- Fama, Eugene F, 1970. "Efficient Capital Markets: A Review of Theory and Empirical Work," Journal of Finance, American Finance Association, vol. 25(2), pages 383-417, May.
- Keim, Donald B., 1983. "Size-related anomalies and stock return seasonality : Further empirical evidence," Journal of Financial Economics, Elsevier, vol. 12(1), pages 13-32, June.
- Reinganum, Marc R, 1982. " A Direct Test of Roll's Conjecture on the Firm Size Effect," Journal of Finance, American Finance Association, vol. 37(1), pages 27-35, March.
- Branch, Ben, 1977. "A Tax Loss Trading Rule," The Journal of Business, University of Chicago Press, vol. 50(2), pages 198-207, April.
For technical questions regarding this item, or to correct its authors, title, abstract, bibliographic or download information, contact: (Wendy Shamier).
If you have authored this item and are not yet registered with RePEc, we encourage you to do it here. This allows to link your profile to this item. It also allows you to accept potential citations to this item that we are uncertain about.
If references are entirely missing, you can add them using this form.
If the full references list an item that is present in RePEc, but the system did not link to it, you can help with this form.

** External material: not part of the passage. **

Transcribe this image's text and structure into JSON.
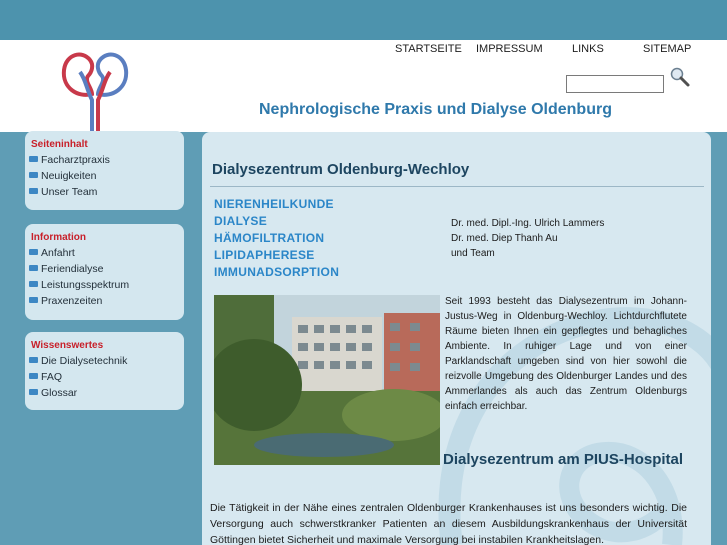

If you know of missing items citing this one, you can help us creating those links by adding the relevant references in the same way as above, for each refering item. If you are a registered author of this item, you may also want to check the "citations" tab in your profile, as there may be some citations waiting for confirmation.
Please note that corrections may take a couple of weeks to filter through the various RePEc services.